The project advisor should be identified in the planning phase before the Girl Scout Gold Award Project Proposal is turned in to the council. The project advisor expands the network of adults and provides expertise for a girl’s project. If a girl has an idea before she starts any work on her Girl Scout Gold Award, she might want to identify her project advisor from the very beginning.
Some councils have developed Girl Scout Gold Award Committees to support Girl Scout Seniors and Ambassadors as they go through the process of earning their Girl Scout Gold Award. Girl Scout Gold Award Committees are typically comprised of community members, educators, key volunteers and young women who have earned their Girl Scout Gold Award. The Committee works with designated council staff.
The committee’s role is to ensure that girls’ projects meet the national guidelines. Generally, the committee reviews Girl Scout Gold Award Project Proposals, makes recommendations for project development and resources, reads the final report, and makes a recommendation to the council on whether to approve the project. In some councils the committee approves the project. If a girl’s project has not yet achieved its goals, the committee provides suggestions and tips to help her develop a high quality Gold Award project.
A sustainable project is one that lasts after the girl’s involvement ends. A focus on education and raising awareness is one way to make sure a project is carried on. Workshops and hands-on learning sessions can inspire others to keep the project going. Another way to create a sustainable project is by collaborating with community groups, civic associations, non-profit agencies, local government, and/or religious organizations to ensure the project lasts beyond the girl’s involvement.

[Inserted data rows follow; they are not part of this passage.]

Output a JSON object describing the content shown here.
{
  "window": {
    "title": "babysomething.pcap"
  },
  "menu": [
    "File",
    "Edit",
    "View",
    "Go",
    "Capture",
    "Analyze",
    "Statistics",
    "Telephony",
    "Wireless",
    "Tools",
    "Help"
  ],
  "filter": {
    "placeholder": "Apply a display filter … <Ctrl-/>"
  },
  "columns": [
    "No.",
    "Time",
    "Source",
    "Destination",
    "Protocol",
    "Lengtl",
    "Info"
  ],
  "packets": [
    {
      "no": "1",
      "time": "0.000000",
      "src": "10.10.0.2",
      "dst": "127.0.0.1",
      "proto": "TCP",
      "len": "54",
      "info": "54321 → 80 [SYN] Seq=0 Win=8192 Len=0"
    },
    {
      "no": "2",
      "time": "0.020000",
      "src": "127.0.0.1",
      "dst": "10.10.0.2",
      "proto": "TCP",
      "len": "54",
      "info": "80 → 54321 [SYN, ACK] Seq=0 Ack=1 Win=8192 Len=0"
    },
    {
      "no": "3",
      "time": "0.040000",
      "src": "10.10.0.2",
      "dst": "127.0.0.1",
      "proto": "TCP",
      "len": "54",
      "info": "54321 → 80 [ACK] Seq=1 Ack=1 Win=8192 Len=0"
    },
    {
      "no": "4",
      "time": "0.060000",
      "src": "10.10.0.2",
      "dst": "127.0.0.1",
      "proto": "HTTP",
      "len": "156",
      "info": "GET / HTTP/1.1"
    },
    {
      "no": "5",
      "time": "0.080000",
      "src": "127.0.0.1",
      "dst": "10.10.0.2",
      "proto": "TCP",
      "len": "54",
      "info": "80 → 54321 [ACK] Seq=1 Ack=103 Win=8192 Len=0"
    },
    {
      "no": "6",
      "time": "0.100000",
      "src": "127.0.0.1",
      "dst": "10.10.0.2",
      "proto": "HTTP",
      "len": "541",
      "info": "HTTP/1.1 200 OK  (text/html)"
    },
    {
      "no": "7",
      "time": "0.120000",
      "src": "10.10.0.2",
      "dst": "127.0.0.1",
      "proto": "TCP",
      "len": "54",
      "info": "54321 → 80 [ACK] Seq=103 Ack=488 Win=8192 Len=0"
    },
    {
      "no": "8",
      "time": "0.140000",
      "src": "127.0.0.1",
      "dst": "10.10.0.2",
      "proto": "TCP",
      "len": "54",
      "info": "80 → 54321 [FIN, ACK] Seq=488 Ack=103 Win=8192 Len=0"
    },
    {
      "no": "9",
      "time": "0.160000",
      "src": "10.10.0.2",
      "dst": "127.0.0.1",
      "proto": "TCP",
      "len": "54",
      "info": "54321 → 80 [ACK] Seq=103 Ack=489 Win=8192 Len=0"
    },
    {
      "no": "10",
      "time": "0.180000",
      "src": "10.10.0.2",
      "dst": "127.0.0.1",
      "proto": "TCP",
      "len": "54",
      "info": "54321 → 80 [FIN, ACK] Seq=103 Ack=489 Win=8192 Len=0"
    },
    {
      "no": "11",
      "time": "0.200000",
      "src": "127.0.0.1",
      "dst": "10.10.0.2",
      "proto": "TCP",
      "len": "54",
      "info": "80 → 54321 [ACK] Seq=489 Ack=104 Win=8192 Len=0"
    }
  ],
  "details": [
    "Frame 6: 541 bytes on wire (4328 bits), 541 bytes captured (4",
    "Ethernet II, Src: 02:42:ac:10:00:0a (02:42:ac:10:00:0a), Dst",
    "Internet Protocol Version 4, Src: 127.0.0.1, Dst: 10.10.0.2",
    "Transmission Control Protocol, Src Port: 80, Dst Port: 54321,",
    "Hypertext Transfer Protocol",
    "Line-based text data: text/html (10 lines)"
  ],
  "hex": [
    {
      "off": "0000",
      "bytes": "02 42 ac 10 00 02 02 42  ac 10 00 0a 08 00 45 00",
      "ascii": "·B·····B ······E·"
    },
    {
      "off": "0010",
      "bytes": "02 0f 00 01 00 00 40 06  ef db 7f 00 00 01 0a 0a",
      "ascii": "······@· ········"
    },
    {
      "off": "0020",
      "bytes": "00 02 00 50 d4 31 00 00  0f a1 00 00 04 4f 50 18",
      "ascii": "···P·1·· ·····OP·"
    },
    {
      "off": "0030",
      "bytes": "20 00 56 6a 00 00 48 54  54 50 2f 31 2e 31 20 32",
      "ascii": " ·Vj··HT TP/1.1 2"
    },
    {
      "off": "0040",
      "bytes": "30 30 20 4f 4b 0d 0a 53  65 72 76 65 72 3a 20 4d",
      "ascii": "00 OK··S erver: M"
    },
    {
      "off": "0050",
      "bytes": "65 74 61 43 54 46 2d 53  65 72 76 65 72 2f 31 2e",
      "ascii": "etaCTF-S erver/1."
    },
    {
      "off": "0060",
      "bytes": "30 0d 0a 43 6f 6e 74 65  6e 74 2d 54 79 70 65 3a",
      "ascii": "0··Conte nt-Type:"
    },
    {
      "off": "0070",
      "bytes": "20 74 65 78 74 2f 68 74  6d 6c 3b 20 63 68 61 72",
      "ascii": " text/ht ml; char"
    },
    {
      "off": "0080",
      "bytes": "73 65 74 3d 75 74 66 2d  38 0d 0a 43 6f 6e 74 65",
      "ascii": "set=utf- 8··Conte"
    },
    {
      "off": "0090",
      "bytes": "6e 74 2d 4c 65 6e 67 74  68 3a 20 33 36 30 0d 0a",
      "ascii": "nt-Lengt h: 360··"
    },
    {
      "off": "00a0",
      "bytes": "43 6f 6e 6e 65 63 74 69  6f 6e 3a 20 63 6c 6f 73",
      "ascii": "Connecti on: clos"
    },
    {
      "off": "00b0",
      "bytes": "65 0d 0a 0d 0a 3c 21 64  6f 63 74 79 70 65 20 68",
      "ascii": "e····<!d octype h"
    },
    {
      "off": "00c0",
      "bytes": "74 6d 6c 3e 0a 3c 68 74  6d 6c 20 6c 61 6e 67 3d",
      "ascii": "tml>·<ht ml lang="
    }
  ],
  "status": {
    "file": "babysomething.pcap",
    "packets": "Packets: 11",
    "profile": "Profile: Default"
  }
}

This is up to the girl. She might be recognized for her work in progress at the Girl Scout Gold Award Ceremony for her peers, or she can be honored in a separate ceremony or come back for the council-wide ceremony the next year. If the council has a set time for honoring Girl Scout Gold Awardees, this should be part of the orientation to girls planning their Girl Scout Gold Award. Girls and their project advisors are encouraged to work within the council timeline; however, the ceremony time should not dictate whether or not a girl is able to earn her Girl Scout Gold Award.